Have you ever had a relationship end on a slightly sour note….
….or a slammed door with no speaking for a long, long time?
Several years ago, I didn’t understand why a really good friend of mine wasn’t responding to my emails.
At first I noticed, but didn’t worry.
She was a strong, independent, outspoken, fairly opinionated person. Super direct.
She ran her own business, had a pretty tight calendar, and sometimes had even reminded me of a good military personality, like the boss of the event, the one in charge, the one running the meeting.
Those qualities can be spectacular and useful, depending on the situation.
Sometimes, these qualities can be a bit icy.
I didn’t push or consider it much, until I had thought “wait, I haven’t heard from her in a super long time, come to think of it.”
I checked to see if I really did email her.
Yes, it showed up in my Sent files.
I sent another quick one out letting her know I’d love to hear from her and it seemed about time to connect and catch up.
After a few more weeks, and a few consultations with good friends, I decided to give her a call.
I got her voicemail.
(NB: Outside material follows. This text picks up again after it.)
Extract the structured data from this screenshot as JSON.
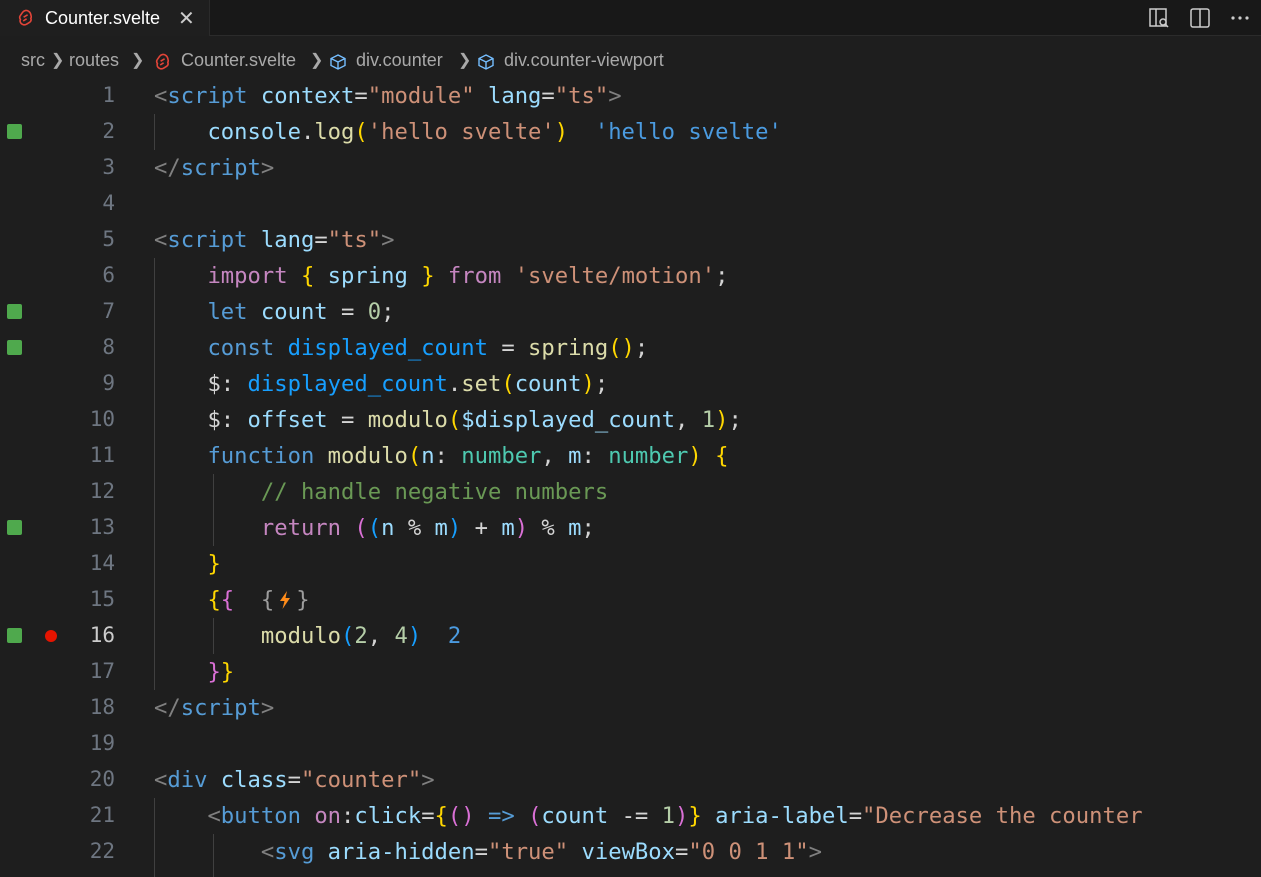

This time, I consulted deeply with a few people whose advice I would appreciate, like my mom.
I went over the past several months, as if looking to see if I missed anything about what would make her unable to call or email, or unwilling.
There were a few educated guesses.
And what I got from these thoughtful conversations was that I loved this friend dearly, was worried about her, wondered if there was something amiss.
I called again, got the voicemail again, and left a long message (it got cut off) and called again to complete the message, including how much I loved and cared about her and if she needed to share anything at all with me, I was open to hear it.
A week or so later, she sent me an email saying “I’m soooo busy, thanks for your sweet message, I just don’t think I’ll be available until a couple of months from now because x, y, z.”
A bit odd.
But nothing else I could really do.
I never heard from her again.
Last week, during another Year of Inquiry telesession, I was remembering that period of time where silence ensued.
The experience of asking a question, and the person not answering. Making a call, and the person not calling back. Sending a letter, and not hearing a response. Reaching out, and getting no reply.
This can happen even with strangers, in business situations, in workplace communication, and with close family.
What a great moment for The Work.
Who would you be without your belief that someone should respond to your question, card, note, text, call?
Who would you be without your beliefs about what it means?
Free to express yourself honestly, with kindness and love, and then let it go.
During that time of no-response, I knew something was up (I learned later what it was and have shared about this in other Grace Notes.)
I had no idea this friend was suffering the way she was, and that she was frightened of me (or who she thought I was).
But since I had The Work, instead of getting angry or hiding my fear, I left a deeply honest message, with my heart racing and my armpits sweating bullets….
….and I told her how much I loved her and wanted to make contact.
That was the real truth of it.
Without The Work, I might have avoided, let it fade away, been sad and always felt like a victim.
What if you turned your thought around: I should call them back, I should contact them, I need to reach out, I need to express or communicate with them, I need to be with me, this silence is pleasant, beautiful, sweet, they do not need to go faster, this is a lovely, perfect pace, I need to be with me, I should call myself back.
Yes, I can contact me, right here, noticing the beauty of silence.
I can hold this other person’s qualities with appreciation in my heart, and open to how it is just as good not hearing from them as hearing from them.
I might notice what I truly really want, and enjoy, in this lack of communication.
“For underneath all the words, underneath all the sounds, the complex stories, the agreements and disagreements, the shared history, the hopes of a tomorrow, there is a love here with no name, a silence which cannot be disturbed, a timeless intimacy in its infancy that is ever-present and fresh, a deep rest that endures even after the passing of the impermanent body. Love is stronger than death. May we always meet in this deathless space we call Now.” ~ Jeff Foster
Even when the person has not died, but is somewhere unknown and not communicating with you….
….you can meet in the space of love, right now.
Send them kindness, tenderness, and acceptance, and give yourself the very same.
If you’ve done the best you can, trust reality.